§ EXERCISE AIM:
Nothing but the text should be carried over: reproduce all the data exactly and leave out every image.
--- RECORDS SUPPLIED ---
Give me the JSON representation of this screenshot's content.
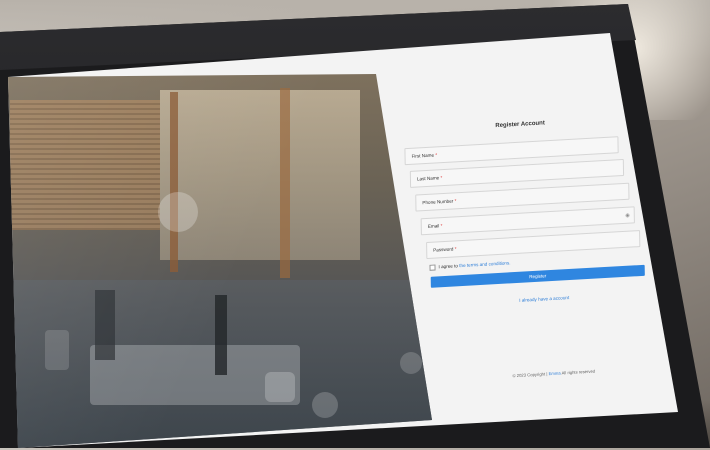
{
  "form": {
    "title": "Register Account",
    "fields": [
      {
        "label": "First Name",
        "required": "*"
      },
      {
        "label": "Last Name",
        "required": "*"
      },
      {
        "label": "Phone Number",
        "required": "*"
      },
      {
        "label": "Email",
        "required": "*"
      },
      {
        "label": "Password",
        "required": "*"
      }
    ],
    "agree_prefix": "I agree to",
    "agree_link": "the terms and conditions.",
    "register_label": "Register",
    "login_link": "I already have a account",
    "copyright_prefix": "© 2023 Copyright |",
    "copyright_brand": "Emma",
    "copyright_suffix": "All rights reserved"
  },
  "icons": {
    "password_toggle": "eye-icon"
  },
  "colors": {
    "accent": "#2f86e0",
    "link": "#2f7fd8",
    "screen_bg": "#f3f3f3"
  }
}
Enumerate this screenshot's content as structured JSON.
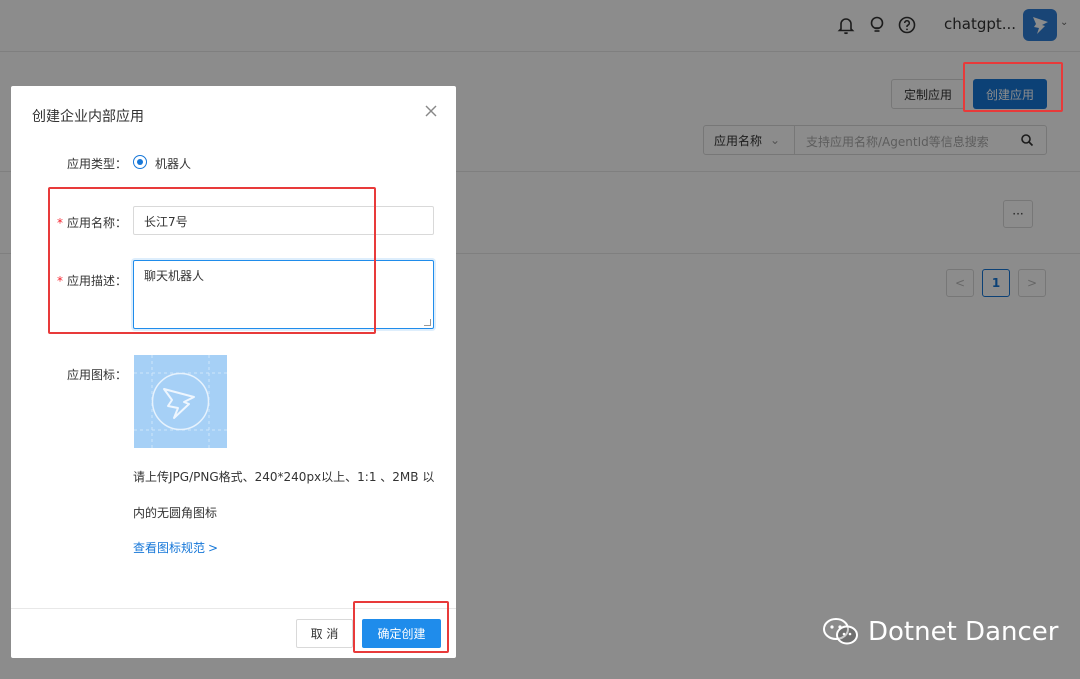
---
§ EXERCISE ANSWER:
Give me the JSON representation of this screenshot's content.
{
  "form": {
    "title": "Register Account",
    "fields": [
      {
        "label": "First Name",
        "required": "*"
      },
      {
        "label": "Last Name",
        "required": "*"
      },
      {
        "label": "Phone Number",
        "required": "*"
      },
      {
        "label": "Email",
        "required": "*"
      },
      {
        "label": "Password",
        "required": "*"
      }
    ],
    "agree_prefix": "I agree to",
    "agree_link": "the terms and conditions.",
    "register_label": "Register",
    "login_link": "I already have a account",
    "copyright_prefix": "© 2023 Copyright |",
    "copyright_brand": "Emma",
    "copyright_suffix": "All rights reserved"
  },
  "icons": {
    "password_toggle": "eye-icon"
  },
  "colors": {
    "accent": "#2f86e0",
    "link": "#2f7fd8",
    "screen_bg": "#f3f3f3"
  }
}
Enumerate this screenshot's content as structured JSON.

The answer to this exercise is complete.